Hydrostatic Pressure

where is the static fluid pressure, the mass density, the gravitational potential energy per unit mass, and the (approximately uniform) acceleration due to gravity. Now,

where is the (approximately uniform) mass density of water. Here, the comparatively small mass density of air has been neglected. Because and , it immediately follows, from Equation (2.1), that , where

We conclude that constant pressure surfaces in a stationary body of water take the form of horizontal planes. Making use of Equation (2.2), the previous equation can be integrated to give

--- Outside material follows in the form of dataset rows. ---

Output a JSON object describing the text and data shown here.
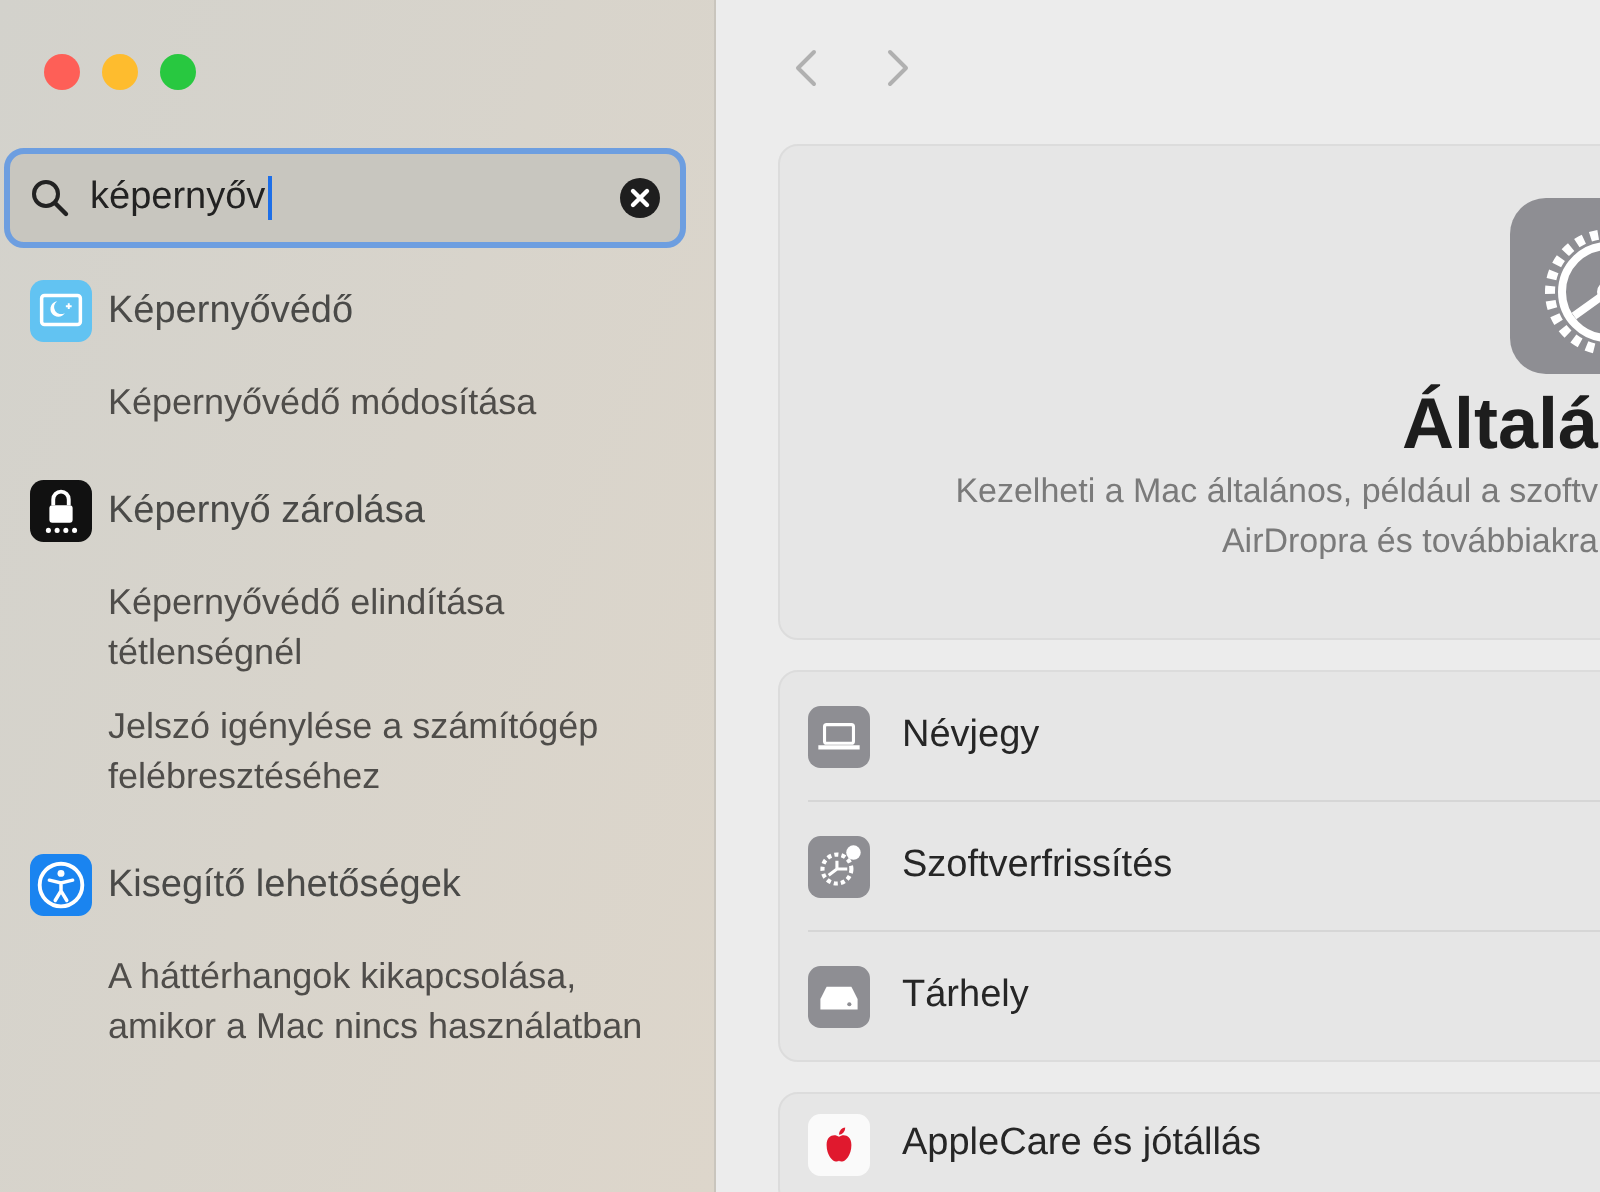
{
  "search": {
    "value": "képernyőv",
    "focused": true
  },
  "results": [
    {
      "title": "Képernyővédő",
      "kind": "screensaver",
      "items": [
        "Képernyővédő módosítása"
      ]
    },
    {
      "title": "Képernyő zárolása",
      "kind": "lock",
      "items": [
        "Képernyővédő elindítása tétlenségnél",
        "Jelszó igénylése a számítógép felébresztéséhez"
      ]
    },
    {
      "title": "Kisegítő lehetőségek",
      "kind": "accessibility",
      "items": [
        "A háttérhangok kikapcsolása, amikor a Mac nincs használatban"
      ]
    }
  ],
  "hero": {
    "title": "Általá",
    "lines": [
      "Kezelheti a Mac általános, például a szoftv",
      "AirDropra és továbbiakra"
    ]
  },
  "groups": [
    [
      {
        "label": "Névjegy",
        "kind": "laptop"
      },
      {
        "label": "Szoftverfrissítés",
        "kind": "gear"
      },
      {
        "label": "Tárhely",
        "kind": "drive"
      }
    ],
    [
      {
        "label": "AppleCare és jótállás",
        "kind": "apple"
      }
    ]
  ]
}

where is atmospheric pressure at ground level (Batchelor 2000). According to this expression, pressure in stationary water increases linearly with increasing depth (i.e., with decreasing , for ). In fact, given that and (Batchelor 2000), we deduce that hydrostatic pressure in water rises at the rate of 1 atmosphere (i.e., ) every increase in depth below the surface.